WHAT YOU HAVE TO DO: Down to the final line, print the records again exactly.
-*-
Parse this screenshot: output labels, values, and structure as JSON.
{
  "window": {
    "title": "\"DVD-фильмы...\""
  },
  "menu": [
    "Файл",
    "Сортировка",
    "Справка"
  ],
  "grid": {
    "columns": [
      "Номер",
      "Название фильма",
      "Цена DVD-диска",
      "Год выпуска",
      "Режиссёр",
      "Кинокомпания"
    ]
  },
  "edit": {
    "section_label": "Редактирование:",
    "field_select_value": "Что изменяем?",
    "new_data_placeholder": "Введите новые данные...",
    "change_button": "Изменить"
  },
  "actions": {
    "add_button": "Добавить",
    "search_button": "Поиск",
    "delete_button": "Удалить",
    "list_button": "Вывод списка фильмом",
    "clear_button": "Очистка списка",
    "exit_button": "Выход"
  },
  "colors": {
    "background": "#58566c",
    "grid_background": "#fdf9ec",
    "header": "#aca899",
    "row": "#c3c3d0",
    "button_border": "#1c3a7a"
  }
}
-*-
TASK ANSWER:
Parse this screenshot: output labels, values, and structure as JSON.
{
  "window": {
    "title": "\"DVD-фильмы...\""
  },
  "menu": [
    "Файл",
    "Сортировка",
    "Справка"
  ],
  "grid": {
    "columns": [
      "Номер",
      "Название фильма",
      "Цена DVD-диска",
      "Год выпуска",
      "Режиссёр",
      "Кинокомпания"
    ]
  },
  "edit": {
    "section_label": "Редактирование:",
    "field_select_value": "Что изменяем?",
    "new_data_placeholder": "Введите новые данные...",
    "change_button": "Изменить"
  },
  "actions": {
    "add_button": "Добавить",
    "search_button": "Поиск",
    "delete_button": "Удалить",
    "list_button": "Вывод списка фильмом",
    "clear_button": "Очистка списка",
    "exit_button": "Выход"
  },
  "colors": {
    "background": "#58566c",
    "grid_background": "#fdf9ec",
    "header": "#aca899",
    "row": "#c3c3d0",
    "button_border": "#1c3a7a"
  }
}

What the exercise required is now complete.